The hills did take their toll on the pace and I increased the effort a little on the hills but did not see the point in thrashing myself on an increasingly hot and humid day; likewise I did not attempt to claw back the time on the downslope, deciding it would be better to save the quads for some squats or a tempo session. I covered 18.25 miles in 02:42:13, or 08:53 pace.

Friday, 5 August 2011

Kojo Nnamdi and barefoot running

I was in the car yesterday returning from DC, where my wife had a job interview and we turned on the radio to listen to NPR. We are big fans of NPR! Anyway, the Kojo Nnamdi show was on and he had an interesting segment on barefoot running. His interviewees included Chris MacDougall, author of Born to Run. You can listen by clicking on the Kojo Namdi show link. The best tip I took from it was to imagine you are running on the spot. It is a good way to practice running in a barefoot manner and land on your mid to forefoot. The best quote came at the end, I think from MacDougall, 'the goal is not to run barefoot, the goal is to run efficiently and injury free and running barefoot is one of the best ways to achieve that.' Some have a certain fetishistic attitude to running barefoot, which I believe might have something to do with i's fashionability rather than its utility. Another good point from one of the other interviewees was that if someone approached him for advice on running barefoot who was already an efficient and injury free runner he would question why they wanted to run barefoot. In other words, barefoot is a means to and end, not an end in itself. However, the feeling of running barefoot on occasion does feel good!

Wednesday, 3 August 2011

Phew! Glad that's done.

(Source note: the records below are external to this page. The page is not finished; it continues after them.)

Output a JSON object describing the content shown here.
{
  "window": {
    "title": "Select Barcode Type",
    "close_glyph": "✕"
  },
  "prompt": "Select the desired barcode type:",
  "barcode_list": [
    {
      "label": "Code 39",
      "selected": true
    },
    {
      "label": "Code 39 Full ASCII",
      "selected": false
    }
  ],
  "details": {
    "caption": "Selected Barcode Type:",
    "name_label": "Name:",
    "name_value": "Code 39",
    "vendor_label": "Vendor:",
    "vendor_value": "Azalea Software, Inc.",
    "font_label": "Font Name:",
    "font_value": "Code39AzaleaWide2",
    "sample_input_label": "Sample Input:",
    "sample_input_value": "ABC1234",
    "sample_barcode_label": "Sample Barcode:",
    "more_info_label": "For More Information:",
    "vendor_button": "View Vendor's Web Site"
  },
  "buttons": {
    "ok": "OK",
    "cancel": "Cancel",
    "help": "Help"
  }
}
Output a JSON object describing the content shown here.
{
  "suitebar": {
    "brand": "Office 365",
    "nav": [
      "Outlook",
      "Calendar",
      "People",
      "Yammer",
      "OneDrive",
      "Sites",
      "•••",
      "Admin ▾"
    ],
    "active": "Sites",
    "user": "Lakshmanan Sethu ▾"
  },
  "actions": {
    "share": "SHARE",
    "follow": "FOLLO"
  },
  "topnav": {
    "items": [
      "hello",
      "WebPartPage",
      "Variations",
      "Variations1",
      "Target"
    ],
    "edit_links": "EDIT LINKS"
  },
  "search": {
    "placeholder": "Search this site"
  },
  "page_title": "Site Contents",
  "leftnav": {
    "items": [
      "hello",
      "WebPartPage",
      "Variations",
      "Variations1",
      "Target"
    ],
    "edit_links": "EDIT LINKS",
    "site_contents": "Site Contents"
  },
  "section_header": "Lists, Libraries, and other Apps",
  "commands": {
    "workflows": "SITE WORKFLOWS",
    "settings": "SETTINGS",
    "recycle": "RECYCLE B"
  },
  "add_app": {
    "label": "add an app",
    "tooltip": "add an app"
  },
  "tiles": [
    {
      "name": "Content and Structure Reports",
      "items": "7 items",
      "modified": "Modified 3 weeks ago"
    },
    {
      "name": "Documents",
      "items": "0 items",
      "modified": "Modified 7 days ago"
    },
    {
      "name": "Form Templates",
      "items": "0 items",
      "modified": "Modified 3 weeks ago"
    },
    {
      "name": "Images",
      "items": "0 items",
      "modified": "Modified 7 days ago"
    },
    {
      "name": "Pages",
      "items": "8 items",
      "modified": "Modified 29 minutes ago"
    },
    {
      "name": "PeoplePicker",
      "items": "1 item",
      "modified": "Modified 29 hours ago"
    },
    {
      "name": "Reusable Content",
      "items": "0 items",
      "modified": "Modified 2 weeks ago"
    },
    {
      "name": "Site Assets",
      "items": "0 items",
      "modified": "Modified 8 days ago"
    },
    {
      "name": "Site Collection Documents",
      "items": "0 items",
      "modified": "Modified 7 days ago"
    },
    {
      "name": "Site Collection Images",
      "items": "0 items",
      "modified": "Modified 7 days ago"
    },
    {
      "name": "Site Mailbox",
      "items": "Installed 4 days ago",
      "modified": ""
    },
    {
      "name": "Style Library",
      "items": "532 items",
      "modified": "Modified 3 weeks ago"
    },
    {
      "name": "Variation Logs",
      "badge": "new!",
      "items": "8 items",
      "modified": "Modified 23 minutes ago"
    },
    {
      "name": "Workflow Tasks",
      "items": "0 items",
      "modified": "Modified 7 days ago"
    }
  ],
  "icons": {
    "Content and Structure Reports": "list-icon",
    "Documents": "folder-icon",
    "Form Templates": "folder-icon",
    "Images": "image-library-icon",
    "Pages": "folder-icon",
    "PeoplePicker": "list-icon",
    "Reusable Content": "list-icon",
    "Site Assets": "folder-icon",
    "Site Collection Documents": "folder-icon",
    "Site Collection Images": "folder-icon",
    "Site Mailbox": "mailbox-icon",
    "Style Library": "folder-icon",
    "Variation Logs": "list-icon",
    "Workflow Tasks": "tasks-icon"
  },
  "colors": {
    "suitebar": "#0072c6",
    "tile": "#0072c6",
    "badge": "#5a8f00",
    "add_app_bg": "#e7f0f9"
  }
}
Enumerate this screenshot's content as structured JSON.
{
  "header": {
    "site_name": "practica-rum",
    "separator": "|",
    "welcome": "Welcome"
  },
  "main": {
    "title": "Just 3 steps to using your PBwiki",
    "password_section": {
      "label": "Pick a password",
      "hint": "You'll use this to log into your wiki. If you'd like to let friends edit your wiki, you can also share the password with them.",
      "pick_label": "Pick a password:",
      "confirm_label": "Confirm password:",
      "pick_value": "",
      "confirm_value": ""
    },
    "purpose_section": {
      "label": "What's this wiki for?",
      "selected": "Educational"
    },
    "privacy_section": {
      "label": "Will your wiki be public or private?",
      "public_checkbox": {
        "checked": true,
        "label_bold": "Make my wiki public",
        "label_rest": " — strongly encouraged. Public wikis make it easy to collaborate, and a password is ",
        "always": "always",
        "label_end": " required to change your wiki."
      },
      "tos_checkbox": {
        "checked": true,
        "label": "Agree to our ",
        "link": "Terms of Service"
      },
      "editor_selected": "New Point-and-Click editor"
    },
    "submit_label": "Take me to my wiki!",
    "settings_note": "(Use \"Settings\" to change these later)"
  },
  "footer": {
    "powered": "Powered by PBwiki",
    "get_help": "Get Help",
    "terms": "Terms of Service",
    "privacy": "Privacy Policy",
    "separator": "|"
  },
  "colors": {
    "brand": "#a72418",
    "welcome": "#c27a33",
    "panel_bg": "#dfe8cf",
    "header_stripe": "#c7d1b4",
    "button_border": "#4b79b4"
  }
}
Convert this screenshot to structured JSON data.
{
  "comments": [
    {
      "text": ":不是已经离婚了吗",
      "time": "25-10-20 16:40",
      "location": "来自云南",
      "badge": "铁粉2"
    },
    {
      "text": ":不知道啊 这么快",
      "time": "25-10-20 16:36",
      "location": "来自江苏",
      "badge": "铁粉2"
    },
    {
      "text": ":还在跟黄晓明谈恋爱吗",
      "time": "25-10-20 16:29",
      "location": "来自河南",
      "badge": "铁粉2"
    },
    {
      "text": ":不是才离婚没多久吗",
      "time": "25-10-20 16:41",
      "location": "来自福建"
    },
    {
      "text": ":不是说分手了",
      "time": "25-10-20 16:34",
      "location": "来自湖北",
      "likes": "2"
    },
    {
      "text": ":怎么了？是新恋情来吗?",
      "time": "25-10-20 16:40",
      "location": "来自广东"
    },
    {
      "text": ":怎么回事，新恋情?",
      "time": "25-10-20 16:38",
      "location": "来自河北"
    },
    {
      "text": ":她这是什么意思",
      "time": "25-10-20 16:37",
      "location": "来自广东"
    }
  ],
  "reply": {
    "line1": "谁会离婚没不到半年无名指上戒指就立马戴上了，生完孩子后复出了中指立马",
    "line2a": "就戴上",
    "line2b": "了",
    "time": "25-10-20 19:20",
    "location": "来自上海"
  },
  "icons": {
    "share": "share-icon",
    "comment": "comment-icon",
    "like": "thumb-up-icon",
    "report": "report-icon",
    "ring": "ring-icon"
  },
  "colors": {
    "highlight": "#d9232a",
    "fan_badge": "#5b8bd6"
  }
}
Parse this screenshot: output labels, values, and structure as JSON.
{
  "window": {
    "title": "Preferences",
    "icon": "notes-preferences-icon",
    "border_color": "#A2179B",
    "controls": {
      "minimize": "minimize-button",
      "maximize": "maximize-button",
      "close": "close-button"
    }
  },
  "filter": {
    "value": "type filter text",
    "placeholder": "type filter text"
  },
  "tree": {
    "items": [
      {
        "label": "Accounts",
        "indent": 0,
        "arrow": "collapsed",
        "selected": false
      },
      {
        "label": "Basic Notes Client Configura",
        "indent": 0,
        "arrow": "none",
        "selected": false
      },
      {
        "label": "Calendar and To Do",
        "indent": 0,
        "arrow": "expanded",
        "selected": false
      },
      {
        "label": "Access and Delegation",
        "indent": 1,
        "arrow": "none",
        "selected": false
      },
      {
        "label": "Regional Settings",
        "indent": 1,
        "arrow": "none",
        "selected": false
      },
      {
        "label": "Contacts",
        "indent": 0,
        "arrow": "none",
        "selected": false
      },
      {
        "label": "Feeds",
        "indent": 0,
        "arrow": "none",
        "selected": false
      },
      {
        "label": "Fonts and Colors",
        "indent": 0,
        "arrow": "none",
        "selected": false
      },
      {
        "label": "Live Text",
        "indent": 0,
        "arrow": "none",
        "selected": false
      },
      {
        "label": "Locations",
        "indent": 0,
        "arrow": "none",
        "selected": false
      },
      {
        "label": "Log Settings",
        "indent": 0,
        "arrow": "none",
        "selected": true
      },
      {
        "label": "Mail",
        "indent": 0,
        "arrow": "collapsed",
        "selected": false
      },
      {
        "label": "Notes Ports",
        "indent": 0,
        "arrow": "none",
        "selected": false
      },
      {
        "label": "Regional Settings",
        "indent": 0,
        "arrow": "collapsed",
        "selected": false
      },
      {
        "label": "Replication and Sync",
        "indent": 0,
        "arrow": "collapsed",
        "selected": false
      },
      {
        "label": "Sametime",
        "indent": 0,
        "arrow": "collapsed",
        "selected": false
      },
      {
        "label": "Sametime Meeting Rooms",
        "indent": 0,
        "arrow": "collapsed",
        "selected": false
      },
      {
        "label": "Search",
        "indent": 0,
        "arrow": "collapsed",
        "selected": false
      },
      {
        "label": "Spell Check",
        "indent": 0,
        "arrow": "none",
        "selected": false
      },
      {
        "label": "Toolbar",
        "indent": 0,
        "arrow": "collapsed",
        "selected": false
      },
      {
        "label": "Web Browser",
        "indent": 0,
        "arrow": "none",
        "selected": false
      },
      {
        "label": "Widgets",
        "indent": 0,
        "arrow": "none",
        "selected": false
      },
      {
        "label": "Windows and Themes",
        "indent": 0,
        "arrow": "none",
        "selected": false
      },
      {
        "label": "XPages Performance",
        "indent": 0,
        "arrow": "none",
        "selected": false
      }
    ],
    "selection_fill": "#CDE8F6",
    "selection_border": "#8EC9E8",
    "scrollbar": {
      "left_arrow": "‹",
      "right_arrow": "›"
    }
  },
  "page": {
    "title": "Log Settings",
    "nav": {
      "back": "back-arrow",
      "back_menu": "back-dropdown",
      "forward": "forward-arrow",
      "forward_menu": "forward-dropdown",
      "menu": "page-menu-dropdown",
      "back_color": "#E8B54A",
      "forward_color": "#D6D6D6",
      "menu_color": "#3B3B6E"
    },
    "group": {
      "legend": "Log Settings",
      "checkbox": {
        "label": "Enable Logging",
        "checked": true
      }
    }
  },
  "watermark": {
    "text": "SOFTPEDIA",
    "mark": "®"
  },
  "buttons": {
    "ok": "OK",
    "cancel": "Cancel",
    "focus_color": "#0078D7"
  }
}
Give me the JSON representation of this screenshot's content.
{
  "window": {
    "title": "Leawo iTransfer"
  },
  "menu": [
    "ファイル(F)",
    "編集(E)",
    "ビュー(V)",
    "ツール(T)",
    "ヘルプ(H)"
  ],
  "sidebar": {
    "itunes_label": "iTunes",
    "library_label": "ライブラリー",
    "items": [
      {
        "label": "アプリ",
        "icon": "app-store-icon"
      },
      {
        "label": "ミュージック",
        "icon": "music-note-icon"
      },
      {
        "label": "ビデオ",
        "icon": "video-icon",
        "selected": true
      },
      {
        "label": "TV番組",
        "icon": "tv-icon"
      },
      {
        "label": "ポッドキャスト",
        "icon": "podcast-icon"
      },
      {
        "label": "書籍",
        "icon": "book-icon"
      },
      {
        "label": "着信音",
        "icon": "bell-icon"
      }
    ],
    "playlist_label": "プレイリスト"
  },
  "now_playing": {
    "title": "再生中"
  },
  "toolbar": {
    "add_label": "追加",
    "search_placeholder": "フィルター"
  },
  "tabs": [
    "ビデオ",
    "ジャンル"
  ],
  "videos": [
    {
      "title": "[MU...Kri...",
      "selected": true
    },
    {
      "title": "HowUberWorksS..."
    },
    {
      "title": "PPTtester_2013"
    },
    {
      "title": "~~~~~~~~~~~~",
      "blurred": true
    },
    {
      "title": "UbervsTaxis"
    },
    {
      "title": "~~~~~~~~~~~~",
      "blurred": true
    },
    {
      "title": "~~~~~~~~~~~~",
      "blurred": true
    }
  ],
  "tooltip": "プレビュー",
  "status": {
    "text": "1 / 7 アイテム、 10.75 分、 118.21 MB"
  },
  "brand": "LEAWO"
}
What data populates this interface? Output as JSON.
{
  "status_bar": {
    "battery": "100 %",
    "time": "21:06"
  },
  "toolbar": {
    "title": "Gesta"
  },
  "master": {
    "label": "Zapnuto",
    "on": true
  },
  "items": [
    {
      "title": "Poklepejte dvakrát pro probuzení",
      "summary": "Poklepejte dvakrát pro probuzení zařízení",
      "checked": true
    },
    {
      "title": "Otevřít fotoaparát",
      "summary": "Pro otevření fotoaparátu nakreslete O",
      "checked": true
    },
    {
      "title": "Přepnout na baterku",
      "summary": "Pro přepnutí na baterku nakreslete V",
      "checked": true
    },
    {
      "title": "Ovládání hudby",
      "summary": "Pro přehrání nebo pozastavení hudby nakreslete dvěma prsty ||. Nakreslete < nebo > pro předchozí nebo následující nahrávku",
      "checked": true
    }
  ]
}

The heat and humidity continue unabated. However, I continue to log the miles and I have not had to bail on a run. Last week's schedule included a tempo session of nine miles with four at tempo pace. There is much debate on what tempo/lactate threshold pace is; for me it is whatever you consider half-marathon effort.
I got out the door reasonably early at a little after 7am to beat the worst of the conditions. The first two miles went okay and my first tempo effort mile elapsed in 06:44, mile two was a surprisingly fast 06:29. Now things got interesting. To prevent me from chasing numbers, that would be completely unattainable in the conditions I adopted the strategy of ignoring the Garmin until I heard the lap beep and run by feel.. This worked well and I felt 'comfortably uncomfortable' after the first two miles. The third mile was brutal and I began to feel awful pretty quickly and was glad to hear the lap beep go at 06:34. Mile four did not get much better and I was mighty pleased when the lap beep sounded and I managed a split of 06:57.
The average heart rate for the tempo section was 171. This is not especially high and I would consider it only marginally high if you wanted to sustain the effort for 13.1. How rotten I felt really emphasised how high humidity undermines the body's ability to dissipate heat through the evaporation of sweat. Before completing the cool down miles I had to sit down on a piece of decorative marble outside an office building and watch as a pool of sweat formed at my feet. Once I felt less nauseous I zipped up the man suit and did the cool down miles. Needless to say I am looking forward to September and I trawl Groupon daily for discounted temporary gym membership so I can bask in the glow of an air conditioned atmosphere. I never thought I would ever desire running on a treadmill!